Notice, as we rocket into another tiresome political campaign season, that even more than usual, the crucial word freedom is fiercely massaged, corrupted, despoiled, and degraded by the parasitic ruling class of bureaucrats, politicos, subsidized businessmen, privileged labor leaders, militarists, state historians, power-worshiping "intellectuals," and their media lapdogs. Each tells us we can be made “free” only by slavish devotion to their particular self-serving agenda.
More than ever, we radical libertarians must recapture our language. We must keep clear what we mean by “freedom” and not surrender to statist, watered-down redefinitions.
This brief essay by El Ray first appeared in the May 1964 issue of Liberal Innovator. It was later republished in a collection of Rayo’s writings, Vonu: The Search for Personal Freedom, edited by Jon Fisher and published by Loompanics Unlimited in 1983.
Is “freedom” a useful concept? Can a social environment be meaningfully described in terms of “freedom”?
Spokesmen for the political-economic status quo assert that man is, in large measure, a “slave” of his environment and his personal limitations and thus is never really free. This implies that acts or threats of violence inflicted on one man by other men are no more oppressive than are the misfortunes and restrictions inflicted on man by his physical environment; that, for example, a state edict to pay taxes or be imprisoned is not fundamentally different from the biological need to obtain food or starve.
If this view were correct, then freedom would be a sociological myth and all arguments for freedom would be empty phrases. A meaningful concept of freedom can not include immunity from natural phenomena. A man is obviously never “free” from the principles of gravity nor “free” from the necessity of sustaining his own life (so long as he chooses to live).
What is the significant difference between constraints imposed on a man by other human beings and the requirements of physical reality?
Man’s physical environment is mechanistic; it is not volitional. Man’s ability to function within his environment is limited only by his intelligence and knowledge and by intrinsic physical properties of the environment. Man may choose to increase his knowledge and devise ingenious ways to overcome apparent environmental constraints. And the environment continues to function in a potentially predictable manner, devoid of conscious intent. Man possesses and may use intelligence to alter his environment but his physical environment has no intelligent purpose to oppose man.
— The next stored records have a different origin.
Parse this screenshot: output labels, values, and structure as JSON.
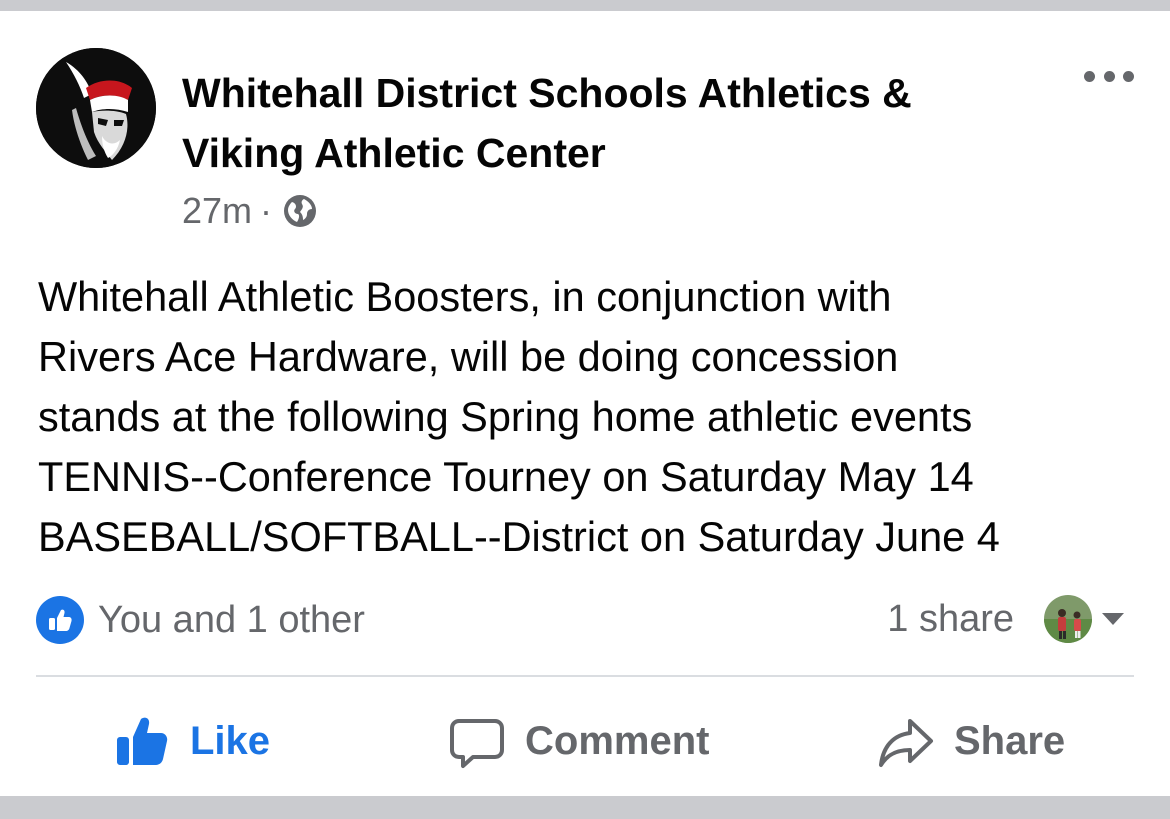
{
  "post": {
    "page_name": "Whitehall District Schools Athletics & Viking Athletic Center",
    "timestamp": "27m",
    "separator": "·",
    "audience_icon": "globe-icon",
    "avatar_icon": "viking-logo",
    "more_icon": "more-options-icon",
    "text_lines": [
      "Whitehall Athletic Boosters, in conjunction with",
      "Rivers Ace Hardware, will be doing concession",
      "stands at the following Spring home athletic events",
      "TENNIS--Conference Tourney on Saturday May 14",
      "BASEBALL/SOFTBALL--District on Saturday June 4"
    ]
  },
  "engagement": {
    "reaction_icon": "like-reaction-icon",
    "reactions_text": "You and 1 other",
    "shares_text": "1 share",
    "sharer_avatar": "sharer-avatar",
    "dropdown_icon": "caret-down-icon"
  },
  "actions": {
    "like_label": "Like",
    "comment_label": "Comment",
    "share_label": "Share"
  },
  "colors": {
    "accent": "#1b74e4",
    "secondary_text": "#65676b",
    "primary_text": "#050505",
    "background_bar": "#cacbcf"
  }
}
In contrast, constraints imposed on a man by other men can be the result of conscious, calculated, volitional intent. Purposeful attempts by a victim of force to regain his freedom can be opposed and negated by the purposeful counteractions of the coercers. Men bent on the forceful imposition of their demands can be a vastly more serious threat, a vastly more severe restriction on human action than are the non-reasoning forces of nature.
For this reason “freedom,” defined as the absence of physical force initiated by intelligent beings, is a meaningful concept. “Freedom” is a vital component of human effectiveness and fulfillment.